Today is a day of Thanksgiving as I celebrate the 5th anniversary of my ordination as a bishop. The words come to mind of Blessed Mother’s response to Elizabeth upon hearing the words: “And how does this happen to me, that the mother of my Lord should come to me?” My own heart is so full of gratitude to God: “My soul proclaims the greatness of the Lord; my spirit rejoices in God my savior.” (Luke 1 43, 46-47)
Today’s readings could not have better captured the joy and responsibility it is to be a bishop. The Gospel from Matthew (18:12-14) speaks of that Good Shepherd who leaves the 99 sheep behind to go in search of the one who has strayed. This is certainly the task of every good shepherd, to look for the lost and to restore them to the family of God.
As I reflected upon this role of Jesus as the Good Shepherd, I am first struck by the reality that I had to first be ‘found’ by him in order to know his presence in my own life as the Good Shepherd. I am so grateful that the Lord chased me and hounded me in my younger life, in order to help me find my true way, which is to follow him.
Once I allowed myself to be found, I came to know Jesus also as my Friend, and to know myself as his friend. I recently had the opportunity to return to my college seminary, St. John Vianney in St. Paul, Minnesota. I longed to sit again in the chapel where I first began to ‘give in’ to the Lord’s love, and allow him to come to me in the Blessed Sacrament. A part of my deep desire as bishop is to find ways to help people today come to know the close friendship of Jesus in their lives.
The Prophet Isaiah in today’s reading (Isaiah 40:1-11) is instructed to give comfort to God’s people. These are the same words the Lord speaks to the shepherds today: “Comfort, give comfort to my people, says your God.” Preaching the Gospel is perhaps one of my greatest pleasures as a bishop. Preaching and living God’s Word is one of the privileged means by which we bring comfort and consolation to God’s people today. One of my greatest prayers is that more and more of our people will discover the truth of the Gospel and allow this Word of Life to give direction and purpose in their lives.
The final image of Christ that comes to mind today is that of Spouse. As a bishop, Christ has invited me into a deep and intimate union of love with himself. This love is lived and experienced in many ways, in preaching, celebrating the sacraments and carrying out the day to day demands of governance. This spousal union with Christ is experienced in my day to day encounters with God’s People, particularly in the many ways I am asked to serve this local portion of God’s People.
Perhaps even more, Christ comes as Spouse in those private moments of prayer, not all that unlike the private moments of husbands and wives. It is in those moments when Christ comes to console, strengthen and renew his love for me, and allow me to express my own love for him. These are the moments that ‘underpin’ all the other aspects of my ministry.
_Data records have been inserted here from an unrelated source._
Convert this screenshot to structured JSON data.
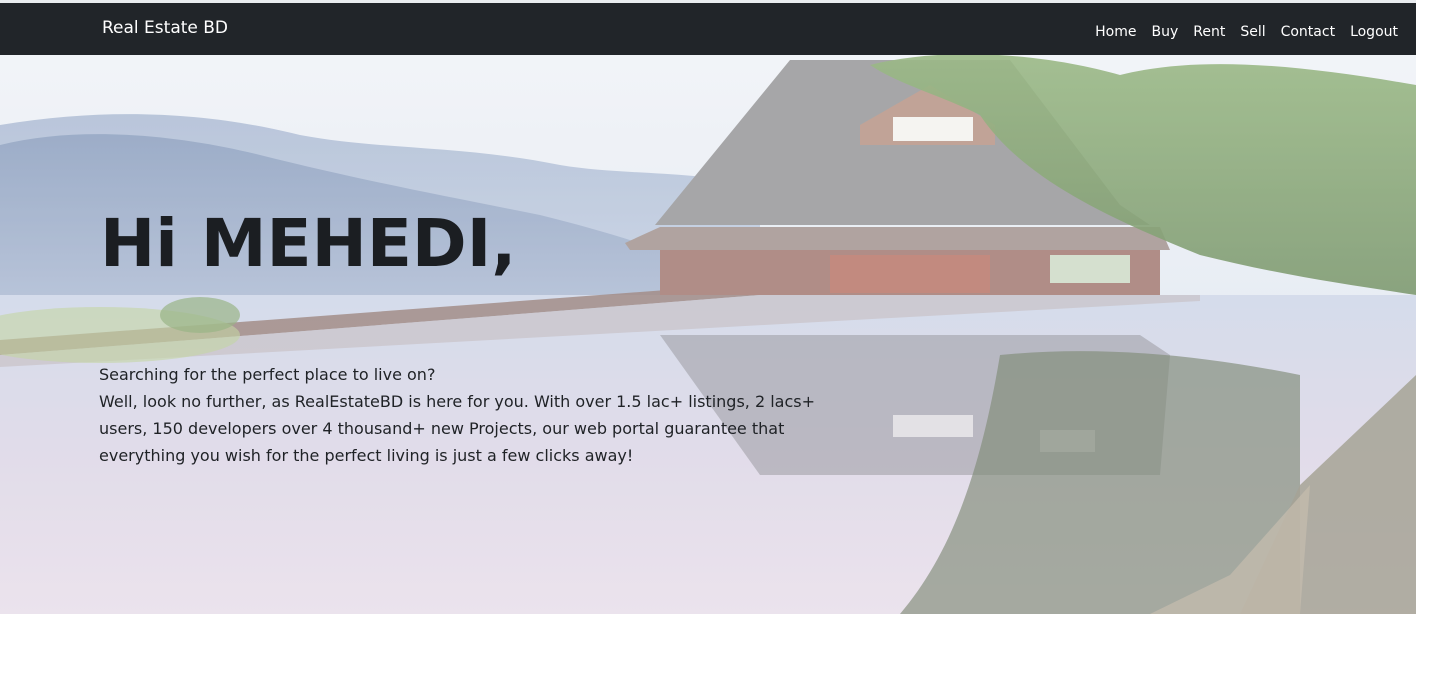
{
  "navbar": {
    "brand": "Real Estate BD",
    "links": [
      "Home",
      "Buy",
      "Rent",
      "Sell",
      "Contact",
      "Logout"
    ]
  },
  "hero": {
    "greeting": "Hi MEHEDI,",
    "question": "Searching for the perfect place to live on?",
    "description": "Well, look no further, as RealEstateBD is here for you. With over 1.5 lac+ listings, 2 lacs+ users, 150 developers over 4 thousand+ new Projects, our web portal guarantee that everything you wish for the perfect living is just a few clicks away!"
  },
  "colors": {
    "navbar_bg": "#212529",
    "nav_text": "#ffffff",
    "hero_title": "#1b1e22"
  }
}
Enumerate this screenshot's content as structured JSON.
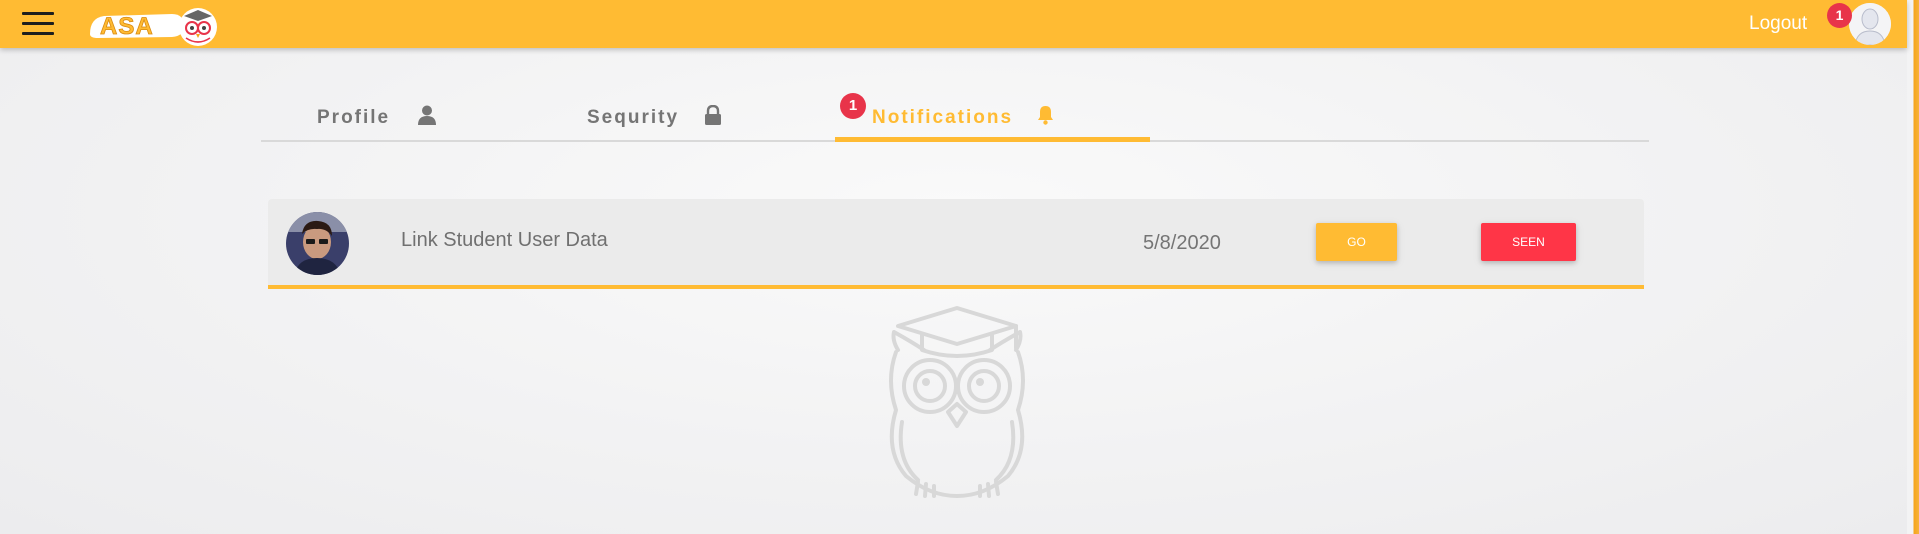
{
  "topbar": {
    "logo_text": "ASA",
    "logout_label": "Logout",
    "notification_count": "1",
    "accent_color": "#ffbb33"
  },
  "tabs": [
    {
      "label": "Profile",
      "icon": "user-icon",
      "active": false
    },
    {
      "label": "Sequrity",
      "icon": "lock-icon",
      "active": false
    },
    {
      "label": "Notifications",
      "icon": "bell-icon",
      "active": true,
      "badge": "1"
    }
  ],
  "notifications": [
    {
      "title": "Link Student User Data",
      "date": "5/8/2020",
      "go_label": "GO",
      "seen_label": "SEEN"
    }
  ],
  "colors": {
    "accent": "#ffbb33",
    "danger": "#ff3547",
    "badge": "#e8344a"
  }
}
So, to the People of the Diocese of Cheyenne, I say it is good to be with you, and a privilege to serve you as your bishop. May each of us rediscover the joy of being ‘found’ by the Good Shepherd. May each of us renew our commitment to follow and serve him for he truly is the Lamb of God, who comes to take away the sins of the World.
May Christ continue to capture our hearts and imaginations so that we may never leave him. Rather, may our response to the Lord be the words of St. Peter: “Master, to whom shall we go? You have the words of eternal life.” (John 6:68)0